That said two distilleries have or are about to become net zero companies: Mc’Nean and Bruchladdich. The more consumers seek out net zero companies, the more companies will follow this trend. 

And for a vegan haggis see

Counting on …. Day 56

9th January 2022

Eating beans and pulses instead of meat and dairy products is a good way of reducing our carbon footprint. The Ethical Consumer’s Climate Gap Report lists  a top ten of things we can do as individuals to reduce our carbon footprint ( of which the top two are reducing meat consumption by 20% and dairy by 20%.

You can use beans to make soups and stews; you can blitz them to make pasta sauces or use lentils in  place of mince for lasagnes; hummus is made from chick peas and you can use other beans to make a variates of other spreads or pates. Chick peas are used in making falafel and split peas for dhal and again you can adapt these recipes for to the beans and pulses. Flour made from dried peas and beans can be used in making pastries and pasta, as well as a variation of a frittata. Soya beans and peas are being used to make alternative milks. 

Try the Hodmedod website for lots of recipes –

The whale that keeps on giving

The wide vast oceans, 

tropical balm and arctic chill,

teem with living things 

great and small 

And  here dwells the whale – 

God’s tiller of the sea –

formed to frolic in its deeps 

and traverse its lengths. 

From an infinitesimal nil 

to 200 tonnes of mammalian flesh, 

its life spans a century full.  

A life of daily gorging and expurgating 10, 

nay, 20 tonnes of krill 

replenishes the seas with iron,

and spins once more 

the phytoplankton’s oxygen giving, 

carbon absorbing wheel.

From the depths the whale

redistributes food, 

sustaining small fry 

that dare not dive so deep.

Migrating between distant poles 

and warmer summer seas, 

the whale spreads the bounty 

of each mouthful it digests

and spins once more

the global food chain’s thread. 

Under the whale’s ocean watch, 

krill and plankton multiply, 

and so God’s worker feeds 

5000 mouths and more.

Its leviathan frame

 a maritime conveyor belt

of sequestered carbon 

that gracefully sweeps the seas 

till finally at whale fall

 it sinks to rest –

a carbon store 

for evermore 

upon the ocean bed.

Counting on … day 32

16th December 2021

Tackling the causes of global warming requires all of us to undertake changes in the way we live.
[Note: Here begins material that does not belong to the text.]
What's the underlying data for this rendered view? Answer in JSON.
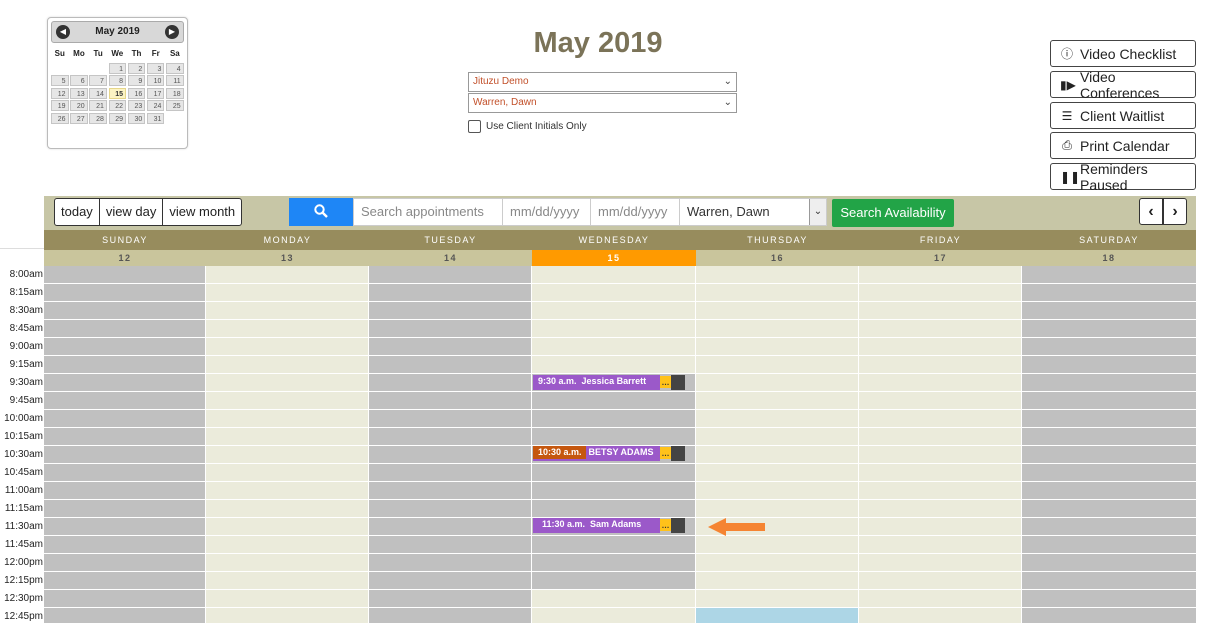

In particular we need to make changes in the way we consume and in how much we consume. We are encouraged to be conscientious about how we shop: shopping locally, avoiding excess packaging, buying fairly traded products, supporting businesses that pay the Living Wage etc. In Sheen we have both a refill shop, a Saturday market, and an Amazon supermarket! It is up to us to make the right choices to shape the high street we want – and we have to count on each other doing the right thing too!

Counting On … day 8

21st November 2021

Rather than a Christmas card (complete with envelope) why not send Christmas postcards? They use half the card and none of the paper for the envelope.

You could make your own, hand drawn or print a design with your home printer (one A4 sheet of thin card can be cut down into four postcards).

You could buy postcards  from a local wildlife centre – Friends of Richmond Park have beautiful cards depicting deer. 

Counting On … day 6 

19th November 2021

One straightforward way of reducing our carbon footprint is  choosing the vegan option. When it comes to biscuits this is even easier than you would expect. Many traditional brands of biscuits sold in supermarkets are vegan and in many case have always  been so! Their vegan attributes as a consequence are not always highlighted. Jeni from the Choose Vegan website has complied a lost of all the commonly sold biscuits which are also vegan.